“My day was eat, run, eat, massage, nap, eat, run, eat, sleep,” she says. “It was simple, focused, and a bit mundane, but it allowed all my physical and mental energy to hammer 140-mile (225 km) weeks while the remainder of the time was focused on recovery.”
At the height of her training, Kastor slept 10 hours nightly and took a two-hour nap in the middle of each day. That indicates she was using half of her day sleeping to handle the intensity and volume of her training. Considering the average adult has difficulty getting the recommended 7–8 hours of sleep daily, this is probably not a realistic schedule for most recreational runners.
3. They Have Constant Access to Therapy. You, However, Do Not.
If you examine Kastor’s day-in-the-life again, you will find that a massage was incorporate into her training schedule. Elite athletes have the continuous support of sports medicine doctors, physiotherapists, massage therapists, dietitians and all sorts of other recovery tools to keep them on the move without injuries.
Unless you are prepared and able to visit your local physiotherapy centre daily, a training routine catered to the elites is probably too much for your body to deal with.
4. You and The Elites Share Different Training Age
Lastly, if you have just included running into your quest to achieve a healthy lifestyle, keep in mind that these elite runners covering hundreds of kilometres weekly spent years building up to that.
Increasing running volume takes time, patience, and self-discipline, and if you want to continue running injury-free, you are better of backing off the mileage and increasing gradually.
Final 2¢: Where Does This Leave Recreational Runners?
The message I want to drive home here is not to look at the elite athletes’ training regimes but rather to think about the amount of work they put in to get to that point.
Hence, grab ideas and inspirations from their training programs. Take a snippet of their programs if you believe you can handle it. However, copying them exactly will likely get you into a world of hurt, and that, in turn, can sweep away all that you have accomplished so far.
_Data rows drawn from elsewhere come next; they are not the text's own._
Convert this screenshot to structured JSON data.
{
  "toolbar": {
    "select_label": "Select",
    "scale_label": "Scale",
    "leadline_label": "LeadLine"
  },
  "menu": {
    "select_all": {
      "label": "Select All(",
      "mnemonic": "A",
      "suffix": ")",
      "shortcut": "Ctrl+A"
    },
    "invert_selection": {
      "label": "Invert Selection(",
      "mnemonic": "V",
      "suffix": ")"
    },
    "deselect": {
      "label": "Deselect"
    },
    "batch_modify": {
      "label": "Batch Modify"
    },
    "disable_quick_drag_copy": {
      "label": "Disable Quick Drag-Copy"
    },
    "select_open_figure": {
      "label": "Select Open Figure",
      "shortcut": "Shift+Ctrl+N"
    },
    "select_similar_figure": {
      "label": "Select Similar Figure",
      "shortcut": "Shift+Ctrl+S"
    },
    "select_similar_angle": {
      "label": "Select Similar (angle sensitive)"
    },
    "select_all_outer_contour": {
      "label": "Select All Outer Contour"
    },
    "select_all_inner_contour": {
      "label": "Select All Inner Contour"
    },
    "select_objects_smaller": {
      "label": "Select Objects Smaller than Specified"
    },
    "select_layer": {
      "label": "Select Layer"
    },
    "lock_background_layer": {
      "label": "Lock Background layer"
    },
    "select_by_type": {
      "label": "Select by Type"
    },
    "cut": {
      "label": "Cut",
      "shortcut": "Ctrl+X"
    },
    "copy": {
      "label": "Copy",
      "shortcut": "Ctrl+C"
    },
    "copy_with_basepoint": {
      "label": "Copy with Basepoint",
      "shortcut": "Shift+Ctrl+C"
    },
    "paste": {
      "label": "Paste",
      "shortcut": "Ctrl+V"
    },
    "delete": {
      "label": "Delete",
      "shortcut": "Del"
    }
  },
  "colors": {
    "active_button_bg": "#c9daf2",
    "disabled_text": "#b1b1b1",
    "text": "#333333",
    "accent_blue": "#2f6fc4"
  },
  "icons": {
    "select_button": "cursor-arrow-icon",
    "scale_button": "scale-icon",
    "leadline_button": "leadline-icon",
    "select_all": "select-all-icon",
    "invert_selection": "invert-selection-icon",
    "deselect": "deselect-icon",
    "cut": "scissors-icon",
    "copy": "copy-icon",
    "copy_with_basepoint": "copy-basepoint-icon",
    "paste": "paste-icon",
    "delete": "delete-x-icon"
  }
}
If you truly want to copy what the elites are doing, my advice is not to observe their training at the peak of their careers but rather what they were doing in the years or decades beforehand.